DESCRIPTION OF THE TASK ->
Every record below, from first to last, should be copied exactly; leave the pictures out.

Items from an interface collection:

┌────────

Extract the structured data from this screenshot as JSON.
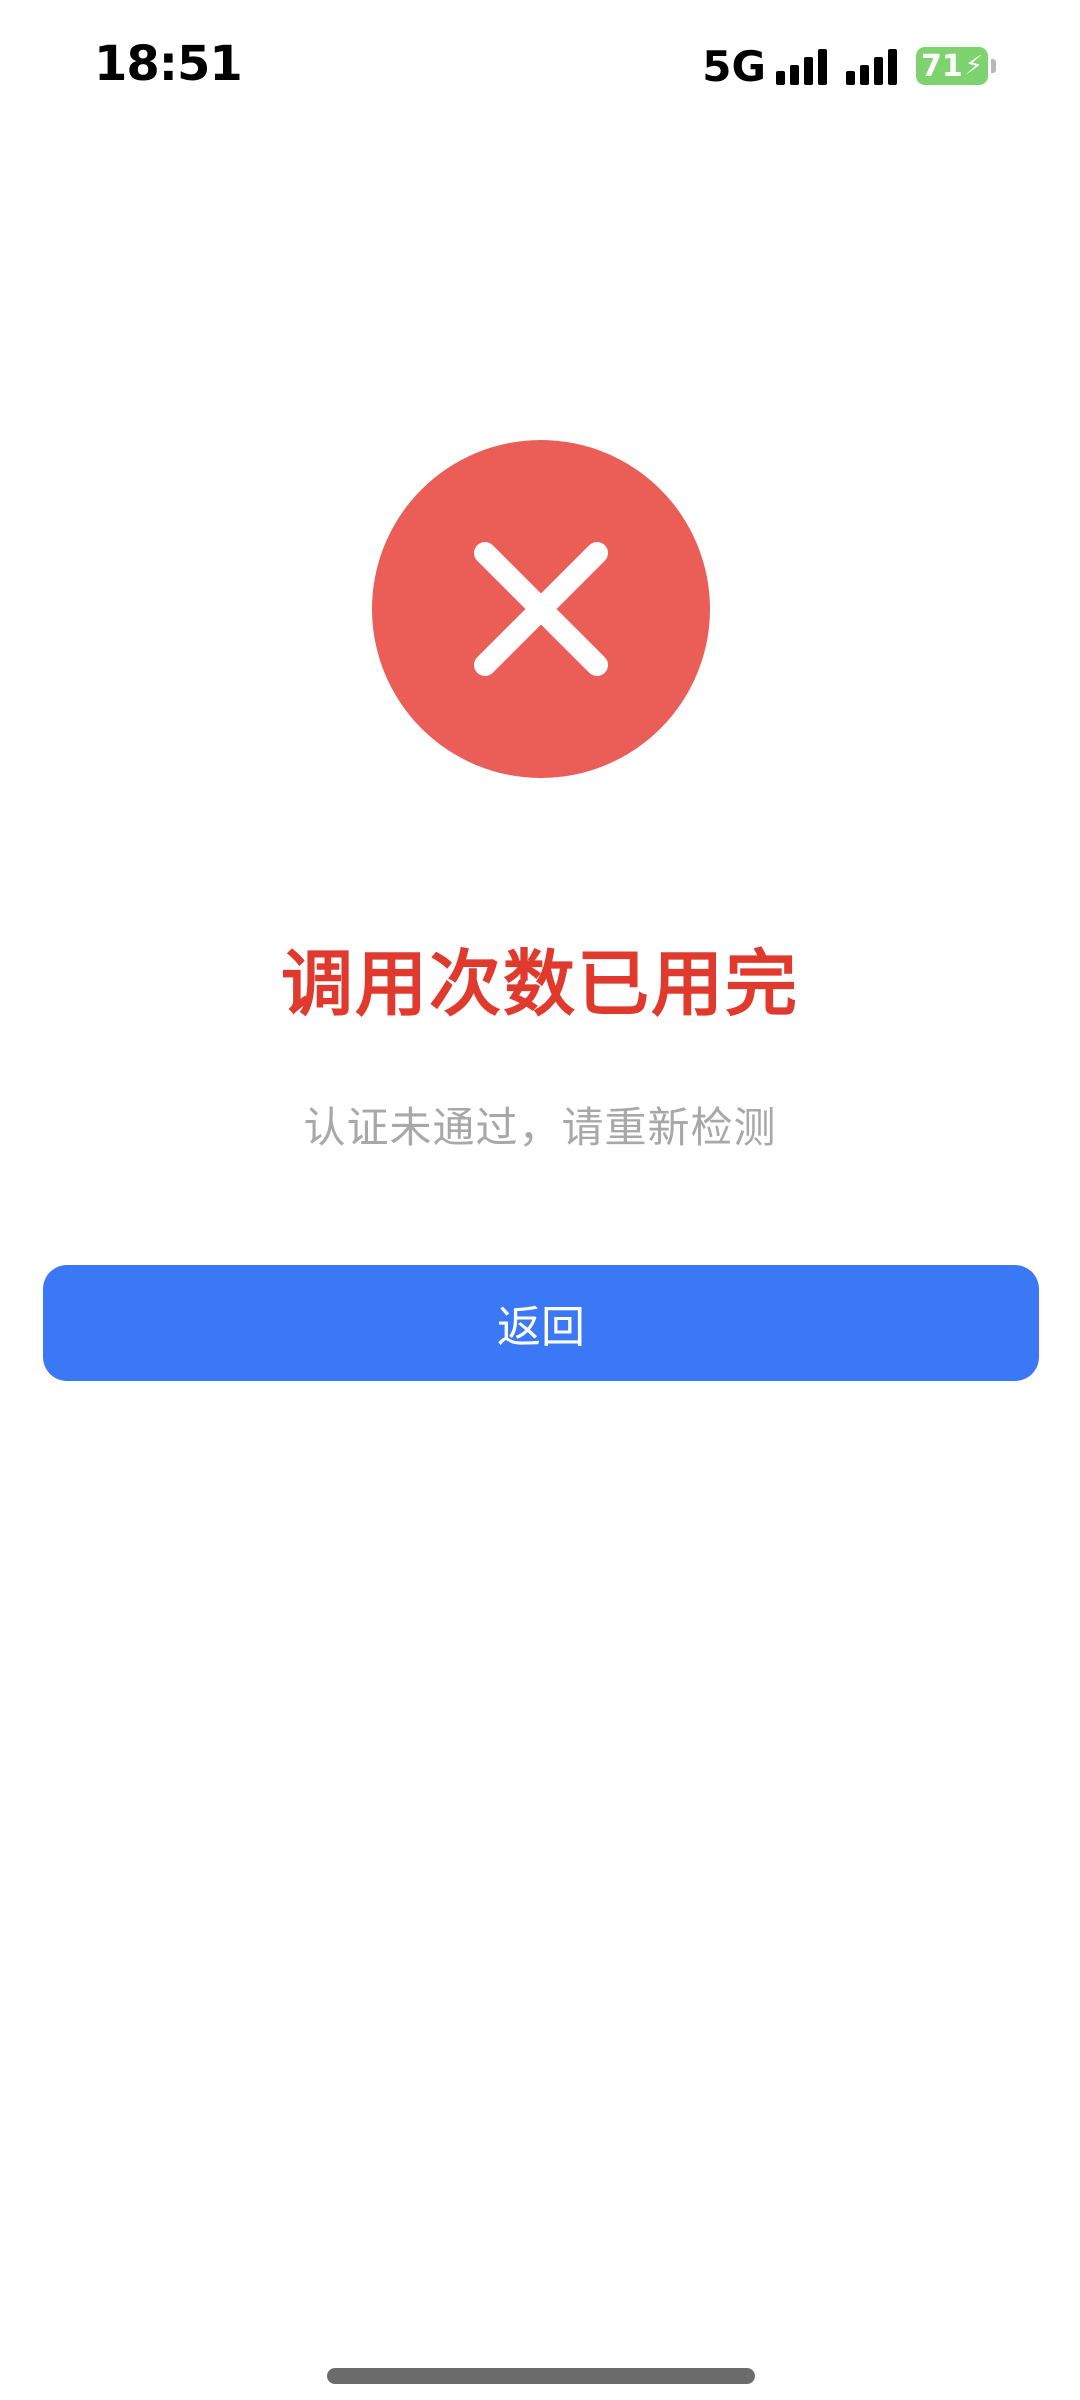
{
  "status_bar": {
    "time": "18:51",
    "network": "5G",
    "battery_level": "71",
    "signal_icon_1": "cellular-signal-icon",
    "signal_icon_2": "cellular-signal-icon",
    "charging_icon": "charging-bolt-icon"
  },
  "result": {
    "icon": "error-x-icon",
    "icon_color": "#eb5e58",
    "title": "调用次数已用完",
    "title_color": "#e03a2f",
    "subtitle": "认证未通过，请重新检测"
  },
  "actions": {
    "back_label": "返回",
    "back_color": "#3b78f6"
  }
}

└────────

SOLUTION TO THE EXERCISE ->
Extract the structured data from this screenshot as JSON.
{
  "status_bar": {
    "time": "18:51",
    "network": "5G",
    "battery_level": "71",
    "signal_icon_1": "cellular-signal-icon",
    "signal_icon_2": "cellular-signal-icon",
    "charging_icon": "charging-bolt-icon"
  },
  "result": {
    "icon": "error-x-icon",
    "icon_color": "#eb5e58",
    "title": "调用次数已用完",
    "title_color": "#e03a2f",
    "subtitle": "认证未通过，请重新检测"
  },
  "actions": {
    "back_label": "返回",
    "back_color": "#3b78f6"
  }
}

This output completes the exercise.